We show kids pictures or let them touch medical devices like an IV, the “world’s tiniest straw.” Giving children the opportunity to explore the environment on their terms and providing opportunities to ask questions is crucial. Upon seeing a picture of the light in the OR, I have often had children ask me if the light was a laser beam that would cut them open. Something so simple – but an unknown in the mind of a scared child can turn into a traumatic event when it doesn’t need to.
Child life specialists work together with your child’s medical team. We may be able to provide the medical team crucial information obtained through play and education. Often we can assist in decreasing fear and worry simply by connecting with the medical team before you and your child see a provider, and sometimes even before you come to the hospital.
If we can help calm your child or reduce their fears, it often helps to ease the transition in the medical environment while a clinician takes a child’s vital stats, completes an exam or performs a procedure.
On the flip side, some children are compliant out of fear, so we try to meet every child to assess fears or misconceptions. Our goal is not to dispel all fears – let’s be real, being in the hospital is not a fun way to spend a day. Our goal is to provide comfort, teach coping, and educate. We can validate feelings without discounting them.
Your child may not have a choice about getting a poke, for example, but we may be able to give him or her choices about how it happens. Maybe a child would like to sit on a parent’s lap or have the nurse count to three. Helping children and families to feel empowered in a situation where they have limited control is my biggest passion as a child life specialist.
While I specifically work in the surgery area and Disorders of Sex Development Clinic, child life specialists are available in almost all areas of C.S. Mott Children’s Hospital. If we are not present, we can be paged to meet a child or family when needed. Our goal is to reduce fears, educate, promote coping, and empower children and families.
Take the next step:
- Learn more about our Child & Family Life team.
- Read how one child life specialist helps reduce anxiety for kids with cancer.
Jennifer Holly, CCLS, is a certified child life specialist at C.S. Mott Children’s Hospital. Jennifer works primarily with children in the surgery clinic and in our operating room areas, as well as with children in our Disorders of Sex Development Clinic.
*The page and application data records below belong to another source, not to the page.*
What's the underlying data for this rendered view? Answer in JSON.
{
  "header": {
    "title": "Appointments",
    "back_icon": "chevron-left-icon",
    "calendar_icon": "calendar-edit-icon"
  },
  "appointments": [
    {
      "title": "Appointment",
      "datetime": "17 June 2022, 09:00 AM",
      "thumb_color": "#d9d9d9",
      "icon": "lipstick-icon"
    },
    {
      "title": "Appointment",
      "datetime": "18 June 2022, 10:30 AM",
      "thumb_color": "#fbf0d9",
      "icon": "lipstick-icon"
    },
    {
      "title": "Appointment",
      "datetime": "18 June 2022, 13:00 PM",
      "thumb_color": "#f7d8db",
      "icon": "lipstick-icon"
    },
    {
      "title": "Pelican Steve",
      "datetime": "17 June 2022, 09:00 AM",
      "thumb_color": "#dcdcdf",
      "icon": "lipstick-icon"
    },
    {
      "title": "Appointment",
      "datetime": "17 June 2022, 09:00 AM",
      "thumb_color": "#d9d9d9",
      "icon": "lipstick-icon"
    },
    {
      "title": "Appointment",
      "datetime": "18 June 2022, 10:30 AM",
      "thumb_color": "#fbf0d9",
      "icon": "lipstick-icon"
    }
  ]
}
University of Michigan C.S. Mott Children’s Hospital is consistently ranked one of the best hospitals in the country. It was nationally ranked in all ten pediatric specialties in U.S. News Media Group’s “America’s Best Children’s Hospitals,” and among the 10 best children’s hospitals in the nation by Parents Magazine. In December 2011, the hospital opened our new 12-story, state-of-the-art facility offering cutting-edge specialty services for newborns, children and women.